Only lines containing the string "JSON" belong in the answer; find them in the records and copy them.

Data extracted from a collection
────────────────────────────────────────

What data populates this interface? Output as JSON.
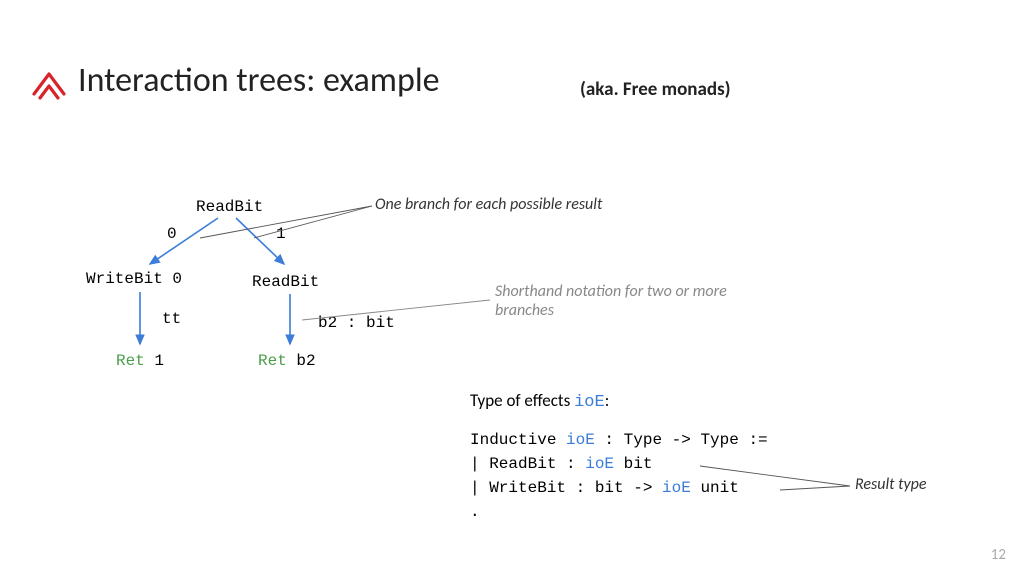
{
  "title": "Interaction trees: example",
  "subtitle": "(aka. Free monads)",
  "tree": {
    "root": "ReadBit",
    "edge_left": "0",
    "edge_right": "1",
    "left_child": "WriteBit 0",
    "right_child": "ReadBit",
    "left_mid": "tt",
    "right_mid": "b2 : bit",
    "left_leaf_ret": "Ret",
    "left_leaf_val": " 1",
    "right_leaf_ret": "Ret",
    "right_leaf_val": " b2"
  },
  "annotation1": "One branch for each possible result",
  "annotation2_line1": "Shorthand notation for two or more",
  "annotation2_line2": "branches",
  "code": {
    "intro_pre": "Type of effects ",
    "intro_ioE": "ioE",
    "intro_post": ":",
    "l1_pre": "Inductive ",
    "l1_ioE": "ioE",
    "l1_post": " : Type -> Type :=",
    "l2_pre": "| ReadBit  : ",
    "l2_ioE": "ioE",
    "l2_post": " bit",
    "l3_pre": "| WriteBit : bit -> ",
    "l3_ioE": "ioE",
    "l3_post": " unit",
    "l4": "."
  },
  "result_type": "Result type",
  "pagenum": "12"
}
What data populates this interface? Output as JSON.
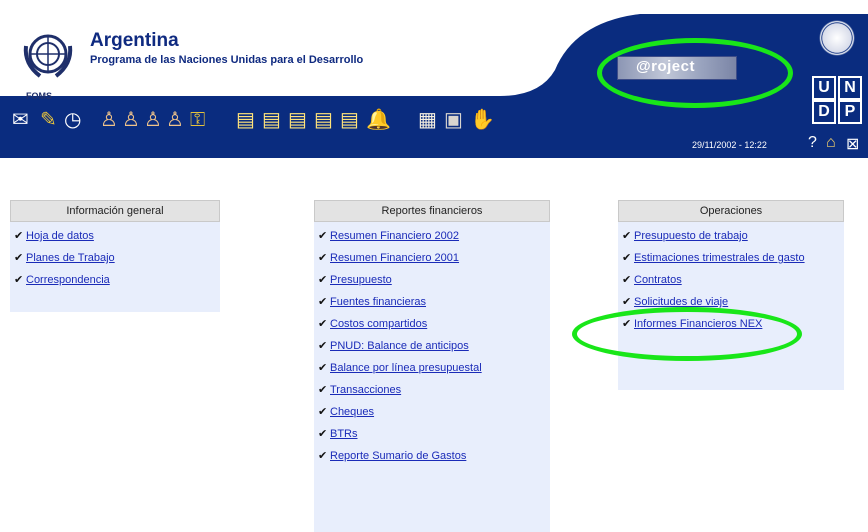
{
  "header": {
    "country": "Argentina",
    "program": "Programa de las Naciones Unidas para el Desarrollo",
    "logo_label": "FOMS",
    "project_label": "@roject",
    "undp_letters": [
      "U",
      "N",
      "D",
      "P"
    ],
    "timestamp": "29/11/2002 - 12:22",
    "toolbar_icons": [
      "mail-icon",
      "pen-icon",
      "clock-icon",
      "person-icon",
      "person-icon",
      "person-icon",
      "person-icon",
      "key-icon",
      "document-icon",
      "document-icon",
      "document-icon",
      "document-icon",
      "document-icon",
      "bell-icon",
      "notebook-icon",
      "folder-icon",
      "handshake-icon"
    ],
    "corner_icons": [
      "help-icon",
      "home-icon",
      "exit-icon"
    ]
  },
  "colors": {
    "header_blue": "#0a2c7f",
    "annotation_green": "#19e619",
    "panel_bg": "#e8eefc",
    "link": "#1a2bb8"
  },
  "panels": [
    {
      "title": "Información general",
      "items": [
        "Hoja de datos",
        "Planes de Trabajo",
        "Correspondencia"
      ]
    },
    {
      "title": "Reportes financieros",
      "items": [
        "Resumen Financiero 2002",
        "Resumen Financiero 2001",
        "Presupuesto",
        "Fuentes financieras",
        "Costos compartidos",
        "PNUD: Balance de anticipos",
        "Balance por línea presupuestal",
        "Transacciones",
        "Cheques",
        "BTRs",
        "Reporte Sumario de Gastos"
      ]
    },
    {
      "title": "Operaciones",
      "items": [
        "Presupuesto de trabajo",
        "Estimaciones trimestrales de gasto",
        "Contratos",
        "Solicitudes de viaje",
        "Informes Financieros NEX"
      ]
    }
  ]
}
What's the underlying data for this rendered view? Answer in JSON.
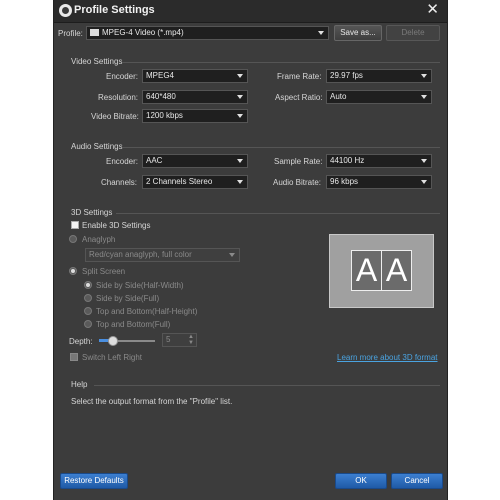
{
  "window": {
    "title": "Profile Settings",
    "close_glyph": "✕"
  },
  "profile": {
    "label": "Profile:",
    "value": "MPEG-4 Video (*.mp4)",
    "save_as": "Save as...",
    "delete": "Delete"
  },
  "video": {
    "section": "Video Settings",
    "encoder_label": "Encoder:",
    "encoder": "MPEG4",
    "resolution_label": "Resolution:",
    "resolution": "640*480",
    "bitrate_label": "Video Bitrate:",
    "bitrate": "1200 kbps",
    "framerate_label": "Frame Rate:",
    "framerate": "29.97 fps",
    "aspect_label": "Aspect Ratio:",
    "aspect": "Auto"
  },
  "audio": {
    "section": "Audio Settings",
    "encoder_label": "Encoder:",
    "encoder": "AAC",
    "channels_label": "Channels:",
    "channels": "2 Channels Stereo",
    "samplerate_label": "Sample Rate:",
    "samplerate": "44100 Hz",
    "bitrate_label": "Audio Bitrate:",
    "bitrate": "96 kbps"
  },
  "three_d": {
    "section": "3D Settings",
    "enable": "Enable 3D Settings",
    "anaglyph": "Anaglyph",
    "anaglyph_option": "Red/cyan anaglyph, full color",
    "split_screen": "Split Screen",
    "sbs_half": "Side by Side(Half-Width)",
    "sbs_full": "Side by Side(Full)",
    "tb_half": "Top and Bottom(Half-Height)",
    "tb_full": "Top and Bottom(Full)",
    "depth_label": "Depth:",
    "depth_value": "5",
    "switch_lr": "Switch Left Right",
    "preview_left": "A",
    "preview_right": "A",
    "learn_more": "Learn more about 3D format"
  },
  "help": {
    "section": "Help",
    "text": "Select the output format from the \"Profile\" list."
  },
  "footer": {
    "restore": "Restore Defaults",
    "ok": "OK",
    "cancel": "Cancel"
  }
}
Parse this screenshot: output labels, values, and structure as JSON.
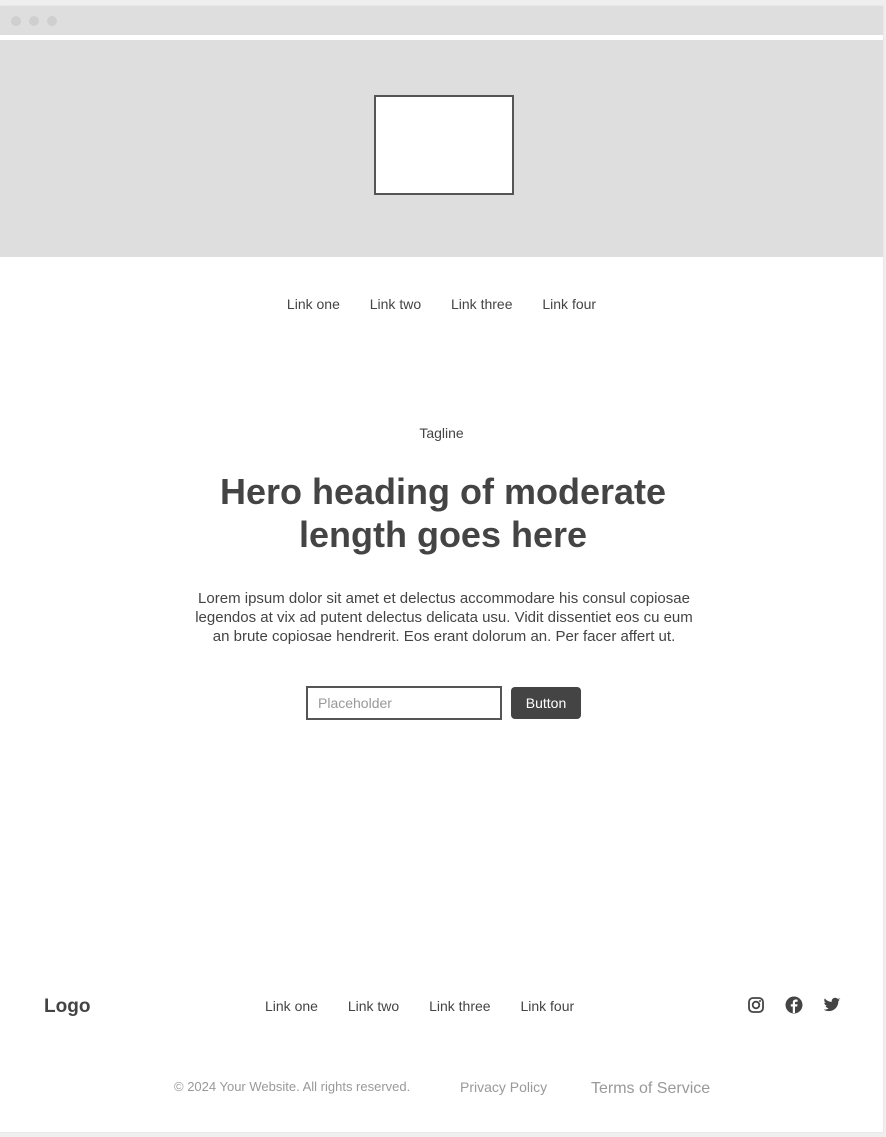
{
  "header": {
    "nav": [
      "Link one",
      "Link two",
      "Link three",
      "Link four"
    ]
  },
  "hero": {
    "tagline": "Tagline",
    "title_line1": "Hero heading of moderate",
    "title_line2": "length goes here",
    "text": "Lorem ipsum dolor sit amet et delectus accommodare his consul copiosae legendos at vix ad putent delectus delicata usu. Vidit dissentiet eos cu eum an brute copiosae hendrerit. Eos erant dolorum an. Per facer affert ut.",
    "input_placeholder": "Placeholder",
    "button_label": "Button"
  },
  "footer": {
    "logo": "Logo",
    "nav": [
      "Link one",
      "Link two",
      "Link three",
      "Link four"
    ],
    "social_icons": [
      "instagram-icon",
      "facebook-icon",
      "twitter-icon"
    ],
    "copyright": "© 2024 Your Website. All rights reserved.",
    "privacy": "Privacy Policy",
    "terms": "Terms of Service"
  },
  "colors": {
    "banner": "#dedede",
    "text": "#444444",
    "button": "#444444",
    "muted": "#999999"
  }
}
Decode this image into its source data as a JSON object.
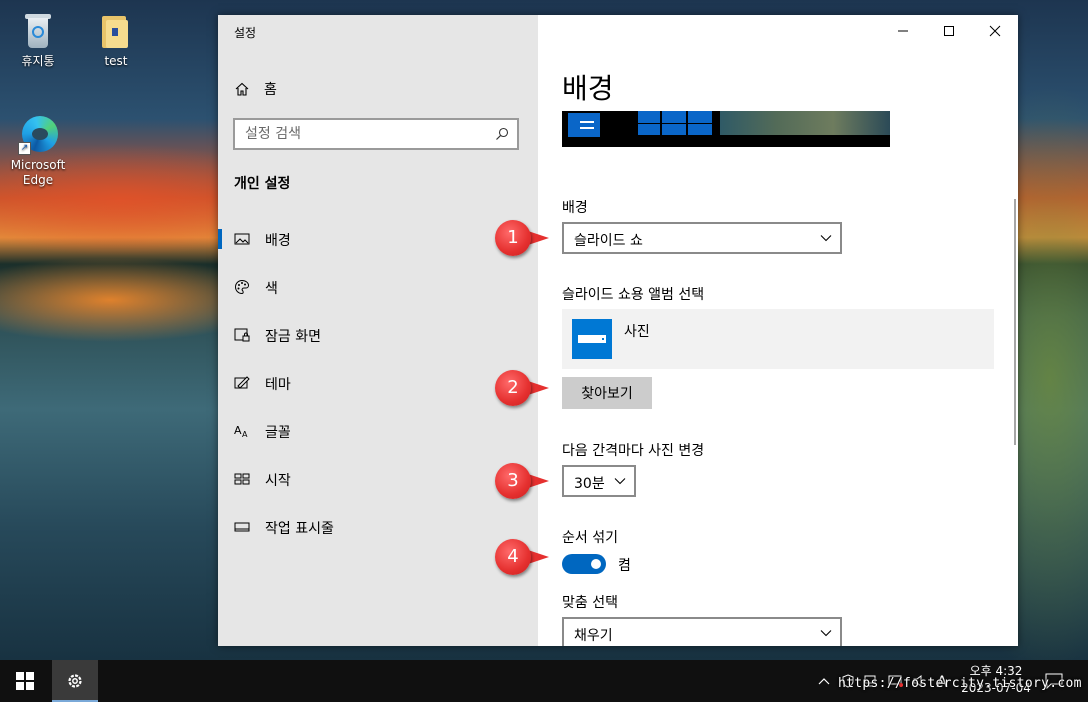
{
  "desktop": {
    "icons": [
      {
        "label": "휴지통"
      },
      {
        "label": "test"
      },
      {
        "label": "Microsoft\nEdge",
        "line1": "Microsoft",
        "line2": "Edge"
      }
    ]
  },
  "window": {
    "title": "설정",
    "sidebar": {
      "home_label": "홈",
      "search_placeholder": "설정 검색",
      "section_title": "개인 설정",
      "items": [
        {
          "label": "배경",
          "icon": "picture-icon",
          "selected": true
        },
        {
          "label": "색",
          "icon": "palette-icon"
        },
        {
          "label": "잠금 화면",
          "icon": "lock-screen-icon"
        },
        {
          "label": "테마",
          "icon": "theme-icon"
        },
        {
          "label": "글꼴",
          "icon": "font-icon"
        },
        {
          "label": "시작",
          "icon": "start-icon"
        },
        {
          "label": "작업 표시줄",
          "icon": "taskbar-icon"
        }
      ]
    },
    "content": {
      "page_title": "배경",
      "background_label": "배경",
      "background_value": "슬라이드 쇼",
      "album_label": "슬라이드 쇼용 앨범 선택",
      "album_name": "사진",
      "browse_button": "찾아보기",
      "interval_label": "다음 간격마다 사진 변경",
      "interval_value": "30분",
      "shuffle_label": "순서 섞기",
      "shuffle_state": "켬",
      "shuffle_on": true,
      "fit_label": "맞춤 선택",
      "fit_value": "채우기"
    }
  },
  "annotations": [
    "1",
    "2",
    "3",
    "4"
  ],
  "taskbar": {
    "time": "오후 4:32",
    "date": "2023-07-04",
    "ime": "A",
    "watermark": "https://fostercity.tistory.com"
  },
  "colors": {
    "accent": "#0067c0",
    "callout": "#e5302f",
    "sidebar_bg": "#e6e6e6",
    "taskbar_bg": "#101010"
  }
}
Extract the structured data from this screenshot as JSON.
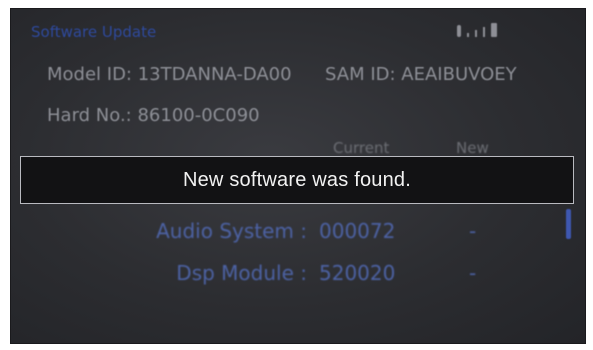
{
  "screen": {
    "title": "Software Update",
    "status_icons": [
      "bluetooth-icon",
      "signal-icon",
      "battery-icon"
    ]
  },
  "device_info": {
    "model_id": "Model ID: 13TDANNA-DA00",
    "sam_id": "SAM ID: AEAIBUVOEY",
    "hard_no": "Hard No.: 86100-0C090"
  },
  "table": {
    "headers": {
      "current": "Current",
      "new": "New"
    },
    "rows": [
      {
        "label": "Audio System :",
        "current": "000072",
        "new": "-"
      },
      {
        "label": "Dsp Module :",
        "current": "520020",
        "new": "-"
      }
    ]
  },
  "notification": {
    "message": "New software was found."
  },
  "colors": {
    "screen_bg": "#2c2d31",
    "title": "#2f4fb0",
    "info_text": "#8d8f96",
    "row_text": "#4d63a6",
    "toast_bg": "#121214",
    "toast_border": "#b9bac0",
    "toast_text": "#f2f2f2"
  }
}
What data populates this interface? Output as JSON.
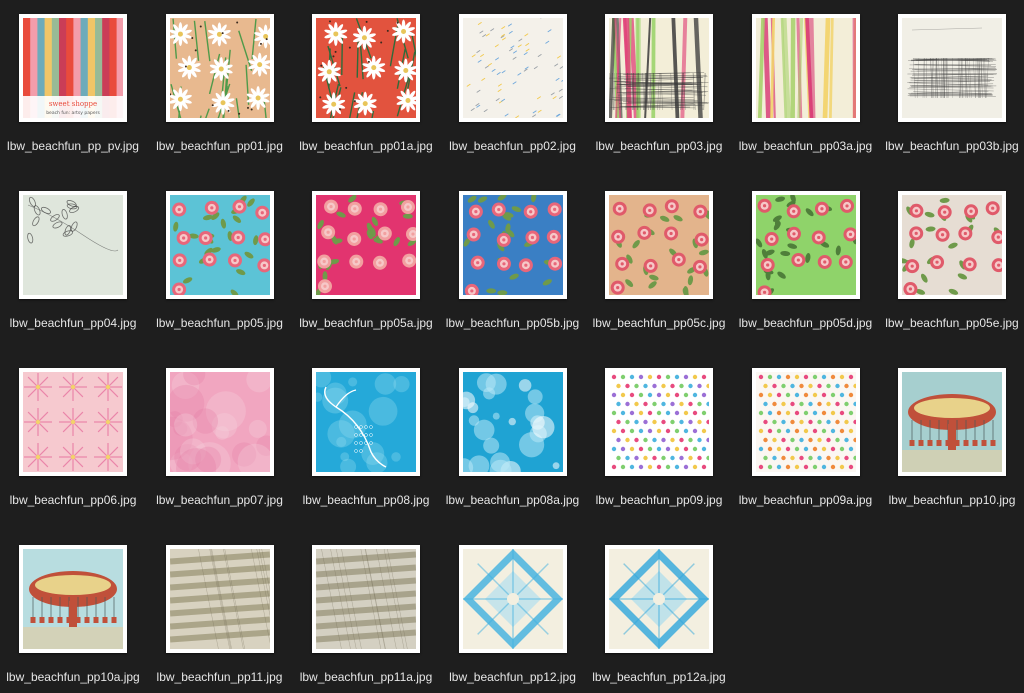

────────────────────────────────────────

▸ **WRITTEN RESPONSE**
What data populates this interface? Output as JSON.
What data populates this interface? Output as JSON.
What's the underlying data for this rendered view? Answer in JSON.
Parse this screenshot: output labels, values, and structure as JSON.
Decode this image into its source data as a JSON object.
Extract the structured data from this screenshot as JSON.
What data populates this interface? Output as JSON.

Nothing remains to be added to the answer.